Alda are one of the Pacific Northwest's premier Cascadian black-metal bands, and later this week they'll be releasing their long-awaited fourth full-length, A Distant Fire, via Eisenwald. Marking their first album since 2015's Passage, the six-track opus is a striking collection of riveting, folky black-metal with equal parts melody, grit and atmospheric textures.
Drawing from acts like Ulver, Agollach and Wolves in the Throne Room, the record fits snugly into a storied lineage of woodsy, forward-thinking black-metal bands while also providing enough of its own personality to sound fresh and exciting the whole way through. Today (October 5th), we're proud to be premiering A Distant Fire in full below a few days before it hits streaming services.
Additionally, we spoke with vocalist-drummer Michael Korchonnoff about what the band were up to in the six-year gap between their last record, the ecological storyline of A Distant Fire, what their vision was going into the album and more. Read our conversation below while you crank the epic A Distant Fire.
Pre-order the record on CD and cassette via Eisenwald's official shop.

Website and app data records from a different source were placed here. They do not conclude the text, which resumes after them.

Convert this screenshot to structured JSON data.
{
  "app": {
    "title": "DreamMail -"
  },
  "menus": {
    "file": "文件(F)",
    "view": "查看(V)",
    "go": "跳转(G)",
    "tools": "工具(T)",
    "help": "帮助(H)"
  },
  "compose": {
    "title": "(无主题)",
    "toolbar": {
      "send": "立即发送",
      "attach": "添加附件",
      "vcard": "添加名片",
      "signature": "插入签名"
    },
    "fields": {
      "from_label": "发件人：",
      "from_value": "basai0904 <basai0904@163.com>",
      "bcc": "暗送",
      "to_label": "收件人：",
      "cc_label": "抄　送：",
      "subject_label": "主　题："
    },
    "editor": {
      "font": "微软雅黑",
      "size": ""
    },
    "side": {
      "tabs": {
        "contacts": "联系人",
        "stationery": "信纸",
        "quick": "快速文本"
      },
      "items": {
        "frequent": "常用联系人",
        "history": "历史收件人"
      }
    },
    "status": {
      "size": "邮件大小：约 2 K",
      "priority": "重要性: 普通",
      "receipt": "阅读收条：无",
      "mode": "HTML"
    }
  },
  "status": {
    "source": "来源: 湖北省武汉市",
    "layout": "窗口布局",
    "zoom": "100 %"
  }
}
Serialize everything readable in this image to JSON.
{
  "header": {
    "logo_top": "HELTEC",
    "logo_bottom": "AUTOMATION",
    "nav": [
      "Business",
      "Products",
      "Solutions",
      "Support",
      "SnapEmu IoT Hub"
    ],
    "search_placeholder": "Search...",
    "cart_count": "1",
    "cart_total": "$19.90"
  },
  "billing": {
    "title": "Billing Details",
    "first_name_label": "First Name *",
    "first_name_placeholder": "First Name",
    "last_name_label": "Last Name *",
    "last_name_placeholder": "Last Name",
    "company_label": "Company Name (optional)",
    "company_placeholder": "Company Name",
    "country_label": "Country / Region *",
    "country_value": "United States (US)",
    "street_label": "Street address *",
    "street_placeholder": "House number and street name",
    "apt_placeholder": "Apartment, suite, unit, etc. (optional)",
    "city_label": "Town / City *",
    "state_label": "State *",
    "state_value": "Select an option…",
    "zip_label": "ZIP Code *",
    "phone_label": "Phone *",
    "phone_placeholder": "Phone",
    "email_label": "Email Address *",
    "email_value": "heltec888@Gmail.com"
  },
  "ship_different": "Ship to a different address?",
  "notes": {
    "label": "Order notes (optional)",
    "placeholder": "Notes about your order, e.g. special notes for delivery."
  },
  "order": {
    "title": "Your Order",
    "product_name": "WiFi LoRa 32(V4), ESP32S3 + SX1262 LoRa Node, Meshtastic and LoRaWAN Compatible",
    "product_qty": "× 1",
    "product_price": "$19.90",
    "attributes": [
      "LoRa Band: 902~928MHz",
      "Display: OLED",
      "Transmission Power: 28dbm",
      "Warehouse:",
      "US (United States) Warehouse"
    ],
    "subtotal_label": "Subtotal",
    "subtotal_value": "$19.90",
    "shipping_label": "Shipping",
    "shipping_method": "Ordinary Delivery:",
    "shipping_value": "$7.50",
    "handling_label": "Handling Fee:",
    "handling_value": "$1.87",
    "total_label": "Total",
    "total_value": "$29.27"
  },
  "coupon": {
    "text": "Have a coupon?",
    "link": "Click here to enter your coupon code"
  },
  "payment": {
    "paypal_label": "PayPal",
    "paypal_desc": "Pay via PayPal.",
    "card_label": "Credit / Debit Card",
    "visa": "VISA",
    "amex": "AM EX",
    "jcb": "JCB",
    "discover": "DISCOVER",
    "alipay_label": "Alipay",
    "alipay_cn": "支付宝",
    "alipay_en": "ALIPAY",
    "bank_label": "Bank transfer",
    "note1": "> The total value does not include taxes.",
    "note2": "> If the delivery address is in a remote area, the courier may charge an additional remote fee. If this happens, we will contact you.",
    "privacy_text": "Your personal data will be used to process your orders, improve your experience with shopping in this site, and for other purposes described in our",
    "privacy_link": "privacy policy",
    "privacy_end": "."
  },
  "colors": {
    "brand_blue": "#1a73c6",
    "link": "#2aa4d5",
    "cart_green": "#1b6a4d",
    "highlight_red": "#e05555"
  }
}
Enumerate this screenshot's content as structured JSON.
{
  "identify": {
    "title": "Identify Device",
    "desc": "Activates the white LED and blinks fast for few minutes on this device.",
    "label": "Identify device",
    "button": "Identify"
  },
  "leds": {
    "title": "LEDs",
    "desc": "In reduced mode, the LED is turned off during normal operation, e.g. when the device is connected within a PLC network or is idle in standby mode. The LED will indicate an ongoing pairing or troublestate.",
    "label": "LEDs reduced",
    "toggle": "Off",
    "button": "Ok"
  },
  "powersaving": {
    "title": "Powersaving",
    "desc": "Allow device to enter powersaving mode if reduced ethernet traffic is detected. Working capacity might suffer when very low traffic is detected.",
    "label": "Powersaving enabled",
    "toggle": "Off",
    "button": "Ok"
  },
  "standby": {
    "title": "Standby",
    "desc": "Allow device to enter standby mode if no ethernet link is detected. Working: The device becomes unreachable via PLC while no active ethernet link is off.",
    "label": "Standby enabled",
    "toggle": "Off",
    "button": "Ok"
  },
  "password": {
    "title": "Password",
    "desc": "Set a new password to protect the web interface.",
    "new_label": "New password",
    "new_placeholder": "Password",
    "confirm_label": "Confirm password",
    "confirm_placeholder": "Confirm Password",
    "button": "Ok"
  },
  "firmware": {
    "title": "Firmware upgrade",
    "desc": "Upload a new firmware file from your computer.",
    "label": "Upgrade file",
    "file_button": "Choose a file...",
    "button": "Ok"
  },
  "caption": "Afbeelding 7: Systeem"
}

IT'S BEEN SIX YEARS SINCE YOUR LAST ALBUM. WHAT WERE YOU GUYS UP TO DURING THAT GAP? In 2016 we had to leave the land and the house that we had rented together for the previous four years and had some physical distance put between us, and due to this big change we had no stable rehearsal space for over a year. After settling this problem with the help of a friend and following our European tour in 2018, we dedicated ourselves to composing the songs that would become A Distant Fire, and we were fully devoted to that process from the winter of that year through the Winter of 2019. In February of 2020, we tracked the majority of A Distant Fire. The general upheavals of that year and into the next delayed the mixing, mastering and production of the album, and here we stand after this long and strange journey.
DID YOU GUYS HAVE ANY SPECIFIC GOALS OR VISIONS GOING INTO THIS ALBUM? EITHER MUSICALLY, LYRICALLY OR OTHERWISE? We initially went into the writing process with a general rejection of any expectations or specific visions, and we decided to be open to whatever came out of the intuitive jam sessions that form the foundations for our songs. What came out of these sessions felt exciting and invigorating, and we felt like some of our early influences were emanating more clearly from the new music we were creating together. We decided to lean further into this experience and try to challenge ourselves, and all of this played a big role in shaping the songs on the album.
WERE THERE ANY PARTICULAR ARTISTS (MUSICAL OR OTHERWISE) WHO INFLUENCED THE DIRECTION YOU TOOK ON HERE? The biggest influences on the music of A Distant Fire are truly some of the same set of bands that inspired and influenced us when we first formed Alda in 2007. The music of Ulver, Darkthrone, Agalloch, Windir, the early albums of Dimmu Borgir, and a good handful of others will forever be inspirational elements of Alda's music. Whether it is apparent or not, the influence of the music created by these projects is present in everything we have made, but it might have come out a little stronger on A Distant Fire.
TELL ME ABOUT THE LYRICAL STORYLINE ON THIS RECORD, IF THERE IS ONE. OTHERWISE, ARE THERE ANY COMMON THEMES AMONG THE SONGS? All of the songs are linked together with a common theme. We did not initially write them with that intention, but they gradually became connected in that way during the writing process. A Distant Fire tells a story of navigating a devastated world in the darkness, with the only light to illuminate our trail coming from a glow on the horizon, the origin of which cannot be known until we reach its source. This distant glow may be the light of a new dawn, or a growing inferno that will destroy us when we find it. We wrote this as a reflection on the ecological collapse we are actually experiencing, and the uncertain future we collectively face as our biosphere steadily withers. The stories written into the songs on the album are told sequentially to describe this journey.
WHAT WAS THE MOST REWARDING PART OF WRITING AND RECORDING THIS RECORD? The rewarding parts of this process were definitely the writing sessions that produced the songs, and the spirited conversations and camaraderie that occurred around these sessions. The energy and intensity in the music really exploded after having had such a long hiatus. It was like a fire had been simmering beneath the earth, and had finally shot through the surface to reveal its presence to our world.